Thursday, February 28, 2008
Tuesday, February 26, 2008
“Live On” was performed on radio once and never “properly” recorded, sending it around the bootleg circuit. It’s another His ‘n’ Hers-era gem, proving again that the band had more great songs than it knew what to do with by this time. The band has mastered the effortless disco groove, insistent, cheesy keyboards and charmingly amateurish wah-wah guitar riffs. All of these provide a reliable support system for Jarvis to muse and work himself into a bother about, in this case, the lingering and torturing memories of long-gone lover. The band’s performance only gets tighter and tenser as Jarvis increasingly seems to lose his shit. These kinds of arrangements would soon prove to be very rewarding for Pulp.
Monday, February 25, 2008
Here’s a TV performance of the song.
Wednesday, February 20, 2008
Bob Lind was a soft-pop singer in the ‘60s. Jarvis explains his connection to the song at the bottom of this page.
Tuesday, February 19, 2008
Musically, “F.E.E.L.I.N.G.C.A.L.L.E.D.L.O.V.E.” stands as the album’s most overt lunge towards electronic experimentation, a direction in which the band frequently made overtures without ever really fully committed. Ultimately, they were always a song-and-lyric-driven act. I particular like this live version from the We Love Life tour.
Monday, February 18, 2008
Tuesday, February 12, 2008
This radio performance subsequently came out on the Childline benefit compilation and as the b-side to the French “Common People” single. However, the best cover song Pulp ever recorded for a Black Session was their stunningly apt reading of Frankie Valli’s “The Night,” which unfortunately has yet to be officially released.
Monday, February 11, 2008
Not that the band was faring well in the music scene at this point anyway, but it probably didn’t help that Freaks came out the same year as Elvis Costello’s “I Want You,” an even more fascinating, slow-motion crawl through desire unhinged. Pulp’s song sounds positively breezy in comparison. Although it’s worth nothing that the demo of Pulp’s “I Want You” first came out on a compilation cassette in 1984, but I think it’s safe it reached a limited audience this way. “I Want You” is also one of the few Freaks-era songs that the band performed occasionally in the '90s and beyond.
Tuesday, February 5, 2008
“Babies” is such a potent pop song, it gave the band two lifts into orbit -- first as a successful indie single in ’92; then given a slightly different, brighter mix for the ’94 single which became their first UK top 20 hit. And make no mistake, even from my American perspective “Babies” sounds like a landmark hit because it marked their most perfect pop thus far. Simply put, every single part of the song is a genius pop hook, from the brilliantly rudimentary opening guitar hook (written by drummer Nick Banks) onward.
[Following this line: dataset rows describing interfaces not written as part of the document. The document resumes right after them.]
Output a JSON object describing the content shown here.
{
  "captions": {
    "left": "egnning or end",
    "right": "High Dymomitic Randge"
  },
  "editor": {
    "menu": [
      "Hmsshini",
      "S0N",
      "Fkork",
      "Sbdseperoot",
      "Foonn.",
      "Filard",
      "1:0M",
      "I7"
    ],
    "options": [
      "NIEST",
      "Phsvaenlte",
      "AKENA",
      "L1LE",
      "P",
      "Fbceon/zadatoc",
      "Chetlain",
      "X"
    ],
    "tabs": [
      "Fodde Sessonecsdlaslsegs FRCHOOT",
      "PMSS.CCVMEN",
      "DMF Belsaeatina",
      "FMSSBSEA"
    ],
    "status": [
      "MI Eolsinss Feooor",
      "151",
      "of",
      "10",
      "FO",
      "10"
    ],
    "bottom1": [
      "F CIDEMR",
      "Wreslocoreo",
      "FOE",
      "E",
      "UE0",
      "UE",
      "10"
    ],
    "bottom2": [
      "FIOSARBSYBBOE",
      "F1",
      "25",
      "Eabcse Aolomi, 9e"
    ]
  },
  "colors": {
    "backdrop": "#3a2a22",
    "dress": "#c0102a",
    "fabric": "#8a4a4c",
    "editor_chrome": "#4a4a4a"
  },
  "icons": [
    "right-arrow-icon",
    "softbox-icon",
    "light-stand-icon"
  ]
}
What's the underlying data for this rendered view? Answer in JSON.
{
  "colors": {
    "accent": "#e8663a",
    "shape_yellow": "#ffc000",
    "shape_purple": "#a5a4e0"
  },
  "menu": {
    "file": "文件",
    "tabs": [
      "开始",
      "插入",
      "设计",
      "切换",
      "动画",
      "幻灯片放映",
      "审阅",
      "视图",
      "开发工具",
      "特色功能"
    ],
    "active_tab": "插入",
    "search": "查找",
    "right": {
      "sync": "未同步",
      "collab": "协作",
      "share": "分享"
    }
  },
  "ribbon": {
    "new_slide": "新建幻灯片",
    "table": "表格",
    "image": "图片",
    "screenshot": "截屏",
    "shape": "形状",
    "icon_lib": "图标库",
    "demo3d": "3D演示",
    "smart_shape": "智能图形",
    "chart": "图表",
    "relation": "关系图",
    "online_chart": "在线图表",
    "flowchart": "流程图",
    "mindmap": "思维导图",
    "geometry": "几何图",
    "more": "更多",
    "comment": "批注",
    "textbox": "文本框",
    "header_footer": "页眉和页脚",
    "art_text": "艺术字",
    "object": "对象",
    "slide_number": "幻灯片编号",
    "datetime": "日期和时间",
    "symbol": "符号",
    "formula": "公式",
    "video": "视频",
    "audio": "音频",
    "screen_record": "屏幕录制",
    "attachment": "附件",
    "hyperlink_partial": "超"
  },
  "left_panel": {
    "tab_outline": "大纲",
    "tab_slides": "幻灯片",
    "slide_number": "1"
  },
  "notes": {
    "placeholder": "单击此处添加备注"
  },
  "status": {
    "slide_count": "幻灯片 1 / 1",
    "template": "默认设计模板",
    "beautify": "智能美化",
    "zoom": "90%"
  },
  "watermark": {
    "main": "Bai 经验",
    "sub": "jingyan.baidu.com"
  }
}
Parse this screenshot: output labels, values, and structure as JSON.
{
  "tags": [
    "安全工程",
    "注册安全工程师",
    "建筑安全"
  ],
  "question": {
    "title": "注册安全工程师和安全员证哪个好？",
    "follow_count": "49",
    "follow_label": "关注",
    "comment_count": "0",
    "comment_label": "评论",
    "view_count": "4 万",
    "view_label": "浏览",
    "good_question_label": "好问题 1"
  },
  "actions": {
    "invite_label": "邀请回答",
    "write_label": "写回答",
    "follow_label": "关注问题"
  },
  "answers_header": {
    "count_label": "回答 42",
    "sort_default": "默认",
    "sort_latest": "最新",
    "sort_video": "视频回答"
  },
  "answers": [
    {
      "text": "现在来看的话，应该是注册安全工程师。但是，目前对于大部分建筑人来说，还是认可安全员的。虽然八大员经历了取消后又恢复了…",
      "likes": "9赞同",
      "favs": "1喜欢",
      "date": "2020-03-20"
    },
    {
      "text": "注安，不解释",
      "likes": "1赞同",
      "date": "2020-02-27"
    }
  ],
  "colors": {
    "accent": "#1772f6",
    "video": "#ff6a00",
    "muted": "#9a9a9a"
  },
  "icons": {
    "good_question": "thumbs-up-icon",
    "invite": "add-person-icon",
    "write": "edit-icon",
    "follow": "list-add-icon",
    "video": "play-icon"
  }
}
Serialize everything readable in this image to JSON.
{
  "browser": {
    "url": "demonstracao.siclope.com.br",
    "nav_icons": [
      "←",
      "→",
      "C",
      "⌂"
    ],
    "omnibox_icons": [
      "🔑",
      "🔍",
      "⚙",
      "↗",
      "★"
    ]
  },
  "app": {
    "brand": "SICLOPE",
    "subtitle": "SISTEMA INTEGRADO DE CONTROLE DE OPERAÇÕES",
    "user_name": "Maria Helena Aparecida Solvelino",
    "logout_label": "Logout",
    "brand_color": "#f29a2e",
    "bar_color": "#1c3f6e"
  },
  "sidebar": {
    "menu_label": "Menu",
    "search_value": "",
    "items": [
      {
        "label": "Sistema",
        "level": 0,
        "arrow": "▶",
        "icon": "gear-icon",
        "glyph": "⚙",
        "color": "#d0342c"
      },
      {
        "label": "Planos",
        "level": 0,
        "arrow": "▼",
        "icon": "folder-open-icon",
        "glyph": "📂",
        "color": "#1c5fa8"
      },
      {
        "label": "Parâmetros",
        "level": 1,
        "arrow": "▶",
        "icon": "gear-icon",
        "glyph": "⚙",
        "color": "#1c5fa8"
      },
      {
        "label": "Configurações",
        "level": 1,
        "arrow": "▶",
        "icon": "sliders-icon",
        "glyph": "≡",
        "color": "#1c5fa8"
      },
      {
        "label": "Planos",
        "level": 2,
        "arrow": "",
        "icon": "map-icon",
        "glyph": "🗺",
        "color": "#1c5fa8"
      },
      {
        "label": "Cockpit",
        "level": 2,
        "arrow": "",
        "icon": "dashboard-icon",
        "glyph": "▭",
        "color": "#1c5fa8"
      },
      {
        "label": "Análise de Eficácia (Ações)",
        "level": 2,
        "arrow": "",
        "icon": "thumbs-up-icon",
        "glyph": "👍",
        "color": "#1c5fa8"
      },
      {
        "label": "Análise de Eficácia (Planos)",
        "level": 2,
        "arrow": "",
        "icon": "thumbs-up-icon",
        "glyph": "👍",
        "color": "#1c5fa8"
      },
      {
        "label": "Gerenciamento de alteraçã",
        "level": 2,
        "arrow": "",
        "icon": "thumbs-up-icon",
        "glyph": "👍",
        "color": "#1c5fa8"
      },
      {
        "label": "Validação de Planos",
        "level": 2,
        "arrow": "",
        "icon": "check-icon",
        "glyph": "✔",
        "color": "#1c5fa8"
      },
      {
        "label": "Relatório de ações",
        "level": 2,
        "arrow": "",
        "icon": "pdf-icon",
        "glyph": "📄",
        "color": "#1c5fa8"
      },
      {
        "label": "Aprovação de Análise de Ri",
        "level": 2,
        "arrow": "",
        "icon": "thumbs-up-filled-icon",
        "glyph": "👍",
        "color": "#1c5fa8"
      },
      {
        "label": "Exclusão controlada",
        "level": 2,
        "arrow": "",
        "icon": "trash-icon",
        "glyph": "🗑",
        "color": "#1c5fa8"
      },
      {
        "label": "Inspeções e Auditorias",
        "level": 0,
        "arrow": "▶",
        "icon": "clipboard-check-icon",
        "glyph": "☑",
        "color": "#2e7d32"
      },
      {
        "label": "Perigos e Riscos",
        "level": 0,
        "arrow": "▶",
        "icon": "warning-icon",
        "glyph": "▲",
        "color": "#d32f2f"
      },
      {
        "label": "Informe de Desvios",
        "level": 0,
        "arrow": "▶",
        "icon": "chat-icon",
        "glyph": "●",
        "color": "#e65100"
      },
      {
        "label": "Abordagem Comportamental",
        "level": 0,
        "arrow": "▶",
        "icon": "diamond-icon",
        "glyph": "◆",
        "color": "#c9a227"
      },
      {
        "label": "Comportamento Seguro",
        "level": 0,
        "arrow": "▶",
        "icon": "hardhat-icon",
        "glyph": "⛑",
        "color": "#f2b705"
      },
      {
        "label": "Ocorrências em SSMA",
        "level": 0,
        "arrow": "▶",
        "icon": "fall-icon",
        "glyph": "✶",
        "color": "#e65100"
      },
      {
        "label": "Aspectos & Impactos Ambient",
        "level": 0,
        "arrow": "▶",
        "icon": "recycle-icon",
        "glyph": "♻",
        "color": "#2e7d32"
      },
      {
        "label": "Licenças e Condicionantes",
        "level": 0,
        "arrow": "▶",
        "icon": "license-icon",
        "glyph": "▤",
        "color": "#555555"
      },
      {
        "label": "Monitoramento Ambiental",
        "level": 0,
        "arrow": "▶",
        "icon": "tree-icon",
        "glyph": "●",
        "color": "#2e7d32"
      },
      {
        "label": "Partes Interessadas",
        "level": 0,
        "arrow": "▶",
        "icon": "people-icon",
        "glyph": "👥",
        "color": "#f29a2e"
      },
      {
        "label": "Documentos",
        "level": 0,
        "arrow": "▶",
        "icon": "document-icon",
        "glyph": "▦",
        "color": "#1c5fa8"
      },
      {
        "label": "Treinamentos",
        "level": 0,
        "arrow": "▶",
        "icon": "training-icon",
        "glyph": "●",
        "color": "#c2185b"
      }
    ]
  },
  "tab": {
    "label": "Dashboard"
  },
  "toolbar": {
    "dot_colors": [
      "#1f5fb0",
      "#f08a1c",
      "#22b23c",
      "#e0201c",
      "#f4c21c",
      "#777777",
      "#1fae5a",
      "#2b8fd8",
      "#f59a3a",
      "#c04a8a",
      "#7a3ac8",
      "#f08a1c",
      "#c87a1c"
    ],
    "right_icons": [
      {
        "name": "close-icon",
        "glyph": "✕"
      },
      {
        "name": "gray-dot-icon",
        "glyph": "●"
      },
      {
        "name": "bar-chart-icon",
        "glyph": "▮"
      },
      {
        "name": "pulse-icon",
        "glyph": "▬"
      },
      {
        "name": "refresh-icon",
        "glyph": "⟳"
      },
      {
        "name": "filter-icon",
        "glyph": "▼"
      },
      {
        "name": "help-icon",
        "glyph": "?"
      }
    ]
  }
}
But you can’t discount that lyric, which perfectly, wittily captures the collision of lust, discovery and confusion of adolescence. And there are sisters. Plus, with Jarvis spending much of the song hiding in a wardrobe, you can think of it as Pulp’s own “Trapped in the Closet,” as a friend of mine once remarked. (“Babies” has but one sequel, which we’ll get to eventually.)
Appropriately, there two separate videos for “Babies,” a way-low-budget one and a glossier, mainstream-ready one. Plus, this strange “spoken word” version. Keep looking around YouTube and you’ll find plenty of live and TV performances as well.